GONZALEZ: Many European Muslims complain that it’s their rights and freedoms that are in jeopardy.
DYAB ABOU JAHJAH (President, Arab European League): When a Muslim declares openly that he is a Muslim and is outspoken about that and wants to participate in politics and public life, out of his own beliefs, which is what everybody does, that Muslim is considered an extremist.
GONZALEZ: Lebanese-born Dyab Abou Jahjah is the president of the Arab European League, a controversial Muslim civil rights group. Jahjah argues that the plight of Muslims in 21st-century Europe is no better than that of African Americans during the days of segregation.

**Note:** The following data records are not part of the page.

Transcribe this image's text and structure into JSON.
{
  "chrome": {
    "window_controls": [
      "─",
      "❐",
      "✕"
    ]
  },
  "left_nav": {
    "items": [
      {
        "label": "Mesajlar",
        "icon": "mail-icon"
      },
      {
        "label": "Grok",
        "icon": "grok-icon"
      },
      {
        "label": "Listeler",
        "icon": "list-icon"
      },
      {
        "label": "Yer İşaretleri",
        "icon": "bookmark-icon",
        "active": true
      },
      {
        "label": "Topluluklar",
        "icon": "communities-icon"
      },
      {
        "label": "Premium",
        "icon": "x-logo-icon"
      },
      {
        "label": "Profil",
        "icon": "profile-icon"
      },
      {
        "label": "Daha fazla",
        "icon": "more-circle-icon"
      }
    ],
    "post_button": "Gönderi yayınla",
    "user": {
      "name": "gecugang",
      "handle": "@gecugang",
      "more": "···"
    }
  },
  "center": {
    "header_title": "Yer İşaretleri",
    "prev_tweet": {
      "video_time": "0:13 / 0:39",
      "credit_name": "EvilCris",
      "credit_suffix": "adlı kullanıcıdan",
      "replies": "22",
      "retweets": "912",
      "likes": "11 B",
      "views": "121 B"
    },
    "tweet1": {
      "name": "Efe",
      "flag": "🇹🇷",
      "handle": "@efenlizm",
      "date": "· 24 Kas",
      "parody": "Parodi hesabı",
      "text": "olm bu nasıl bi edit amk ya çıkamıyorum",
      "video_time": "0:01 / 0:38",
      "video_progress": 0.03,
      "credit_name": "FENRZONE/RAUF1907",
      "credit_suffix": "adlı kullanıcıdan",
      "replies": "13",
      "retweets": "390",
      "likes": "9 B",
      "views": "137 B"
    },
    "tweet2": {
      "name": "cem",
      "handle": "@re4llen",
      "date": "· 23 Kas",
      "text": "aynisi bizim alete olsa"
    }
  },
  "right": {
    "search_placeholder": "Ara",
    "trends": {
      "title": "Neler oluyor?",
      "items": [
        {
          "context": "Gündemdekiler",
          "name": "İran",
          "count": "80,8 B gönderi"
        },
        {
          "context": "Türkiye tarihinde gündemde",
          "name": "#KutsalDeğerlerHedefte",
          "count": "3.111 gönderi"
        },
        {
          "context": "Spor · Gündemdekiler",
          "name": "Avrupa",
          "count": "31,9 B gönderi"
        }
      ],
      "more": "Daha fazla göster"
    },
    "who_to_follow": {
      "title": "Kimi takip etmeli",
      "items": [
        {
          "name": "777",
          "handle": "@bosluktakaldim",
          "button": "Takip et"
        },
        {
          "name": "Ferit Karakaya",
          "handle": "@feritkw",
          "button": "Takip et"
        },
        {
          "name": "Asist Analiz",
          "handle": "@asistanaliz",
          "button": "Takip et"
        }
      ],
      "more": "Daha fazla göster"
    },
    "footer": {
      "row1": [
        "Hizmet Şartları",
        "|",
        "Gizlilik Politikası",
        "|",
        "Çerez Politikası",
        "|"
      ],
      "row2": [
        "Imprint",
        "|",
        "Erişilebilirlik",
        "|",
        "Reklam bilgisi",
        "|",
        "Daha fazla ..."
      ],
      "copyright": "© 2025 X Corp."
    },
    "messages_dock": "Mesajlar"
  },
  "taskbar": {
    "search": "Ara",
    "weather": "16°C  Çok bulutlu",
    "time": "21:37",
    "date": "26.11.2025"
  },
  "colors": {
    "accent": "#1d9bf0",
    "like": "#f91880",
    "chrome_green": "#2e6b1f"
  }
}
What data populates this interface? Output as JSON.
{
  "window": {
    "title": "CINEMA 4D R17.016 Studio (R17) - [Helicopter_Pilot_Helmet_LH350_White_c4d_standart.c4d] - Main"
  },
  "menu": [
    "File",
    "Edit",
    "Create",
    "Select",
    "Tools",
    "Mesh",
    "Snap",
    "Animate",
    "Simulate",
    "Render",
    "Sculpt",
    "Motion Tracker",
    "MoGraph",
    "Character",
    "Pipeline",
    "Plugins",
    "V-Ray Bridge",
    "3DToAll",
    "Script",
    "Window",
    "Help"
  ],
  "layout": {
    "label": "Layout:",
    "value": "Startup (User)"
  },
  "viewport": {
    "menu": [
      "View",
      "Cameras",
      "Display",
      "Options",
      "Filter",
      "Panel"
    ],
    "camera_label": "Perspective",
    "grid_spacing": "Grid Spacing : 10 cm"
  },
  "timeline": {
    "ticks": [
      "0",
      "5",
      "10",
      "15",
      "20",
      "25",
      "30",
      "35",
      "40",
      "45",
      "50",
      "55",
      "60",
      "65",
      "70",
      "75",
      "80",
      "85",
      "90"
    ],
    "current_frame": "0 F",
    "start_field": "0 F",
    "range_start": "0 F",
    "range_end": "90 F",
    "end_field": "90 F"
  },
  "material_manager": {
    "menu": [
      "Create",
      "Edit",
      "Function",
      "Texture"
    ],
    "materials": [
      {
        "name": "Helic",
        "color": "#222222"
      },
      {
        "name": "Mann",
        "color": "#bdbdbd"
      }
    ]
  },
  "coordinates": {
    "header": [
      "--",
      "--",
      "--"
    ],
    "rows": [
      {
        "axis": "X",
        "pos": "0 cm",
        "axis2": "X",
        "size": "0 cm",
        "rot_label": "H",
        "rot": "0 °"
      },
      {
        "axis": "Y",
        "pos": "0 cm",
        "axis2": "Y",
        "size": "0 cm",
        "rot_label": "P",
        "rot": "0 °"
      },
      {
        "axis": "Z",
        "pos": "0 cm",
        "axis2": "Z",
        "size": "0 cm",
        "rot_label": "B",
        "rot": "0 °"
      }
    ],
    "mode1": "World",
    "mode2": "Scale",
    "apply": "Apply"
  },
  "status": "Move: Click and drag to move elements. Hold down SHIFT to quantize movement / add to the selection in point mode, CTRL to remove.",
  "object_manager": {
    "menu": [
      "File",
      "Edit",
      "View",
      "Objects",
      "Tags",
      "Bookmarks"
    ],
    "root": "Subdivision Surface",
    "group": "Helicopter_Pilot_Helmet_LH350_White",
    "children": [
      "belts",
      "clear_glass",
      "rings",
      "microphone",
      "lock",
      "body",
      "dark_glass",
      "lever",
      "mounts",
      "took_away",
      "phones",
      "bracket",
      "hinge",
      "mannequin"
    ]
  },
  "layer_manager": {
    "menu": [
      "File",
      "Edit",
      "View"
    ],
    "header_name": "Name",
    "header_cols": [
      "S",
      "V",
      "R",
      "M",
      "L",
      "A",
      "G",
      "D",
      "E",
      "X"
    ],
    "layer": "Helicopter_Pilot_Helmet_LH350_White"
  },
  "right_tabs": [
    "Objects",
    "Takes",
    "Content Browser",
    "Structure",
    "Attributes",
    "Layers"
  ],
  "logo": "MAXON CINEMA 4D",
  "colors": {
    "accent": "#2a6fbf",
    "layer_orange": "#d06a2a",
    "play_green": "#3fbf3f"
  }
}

Mr. JAHJAH: I think it is even more oppressive. They are unemployed. They have no education — the level of school dropouts is phenomenal. They have no housing. They have no practical political rights.
GONZALEZ: Jahjah criticizes recent laws passed in Europe, such as a ban on head scarves in French schools and a requirement in Holland that Muslim clerics use the Dutch language in religious services. To Jahjah, such laws are repugnant examples of forced cultural assimilation that send a clear message to Muslims.
Mr. JAHJAH: “We don’t want them to stay like they are. We don’t want them to be different. We want them to be exactly like us. And only when they are exactly like us, we will accept them.” Well, if you accept people who are exactly like you, you are not tolerant.
GONZALEZ: As he lectures about the oppression of Muslims in Europe, however, Jahjah himself is attacked as a dangerous demagogue by his critics. Those critics often cite Jahjah’s qualified condemnations of past terrorist attacks, such as the Madrid bombings.
Mr. JAHJAH: I said clearly that I condemn the bombings. And then they ask me, “Is it absurd violence?” And I said it is not absurd, there is a political agenda behind it. If you ask me why they did it, I can tell you why they did it. So I am not going to come into a politically correct discourse. I know why people attacked Madrid. I say it’s stupid of them. They should have taken other targets. People are shocked! I say they could have attacked positions of the Spanish army. Any military target is a fair target. Any military target of a country occupying an Arab land is a fair target for an Arab.
GONZALEZ: Hirsi Ali’s criticisms of Islam have earned her numerous death threats. Wherever she goes, she’s now accompanied by bodyguards. But Hirsi Ali says she has a responsibility to speak out against religious extremism, no matter what the danger.
Ms. HIRSI ALI: I think it is worth the risks. But I think that I can — living in the Netherlands, a very rich western country, which can afford to give me bodyguards all the time — can afford to do it. If I were to do the same thing now in Somalia or any country with an Islamic majority, I would have been dead a long time ago. I would not even have tried it.
GONZALEZ: As Islam’s presence grows, what Western Europe is going through now should be familiar to the U.S., where dealing with newcomers has always been a challenge.
For Religion & Ethics NewsWeekly, I’m Saul Gonzalez in Amsterdam.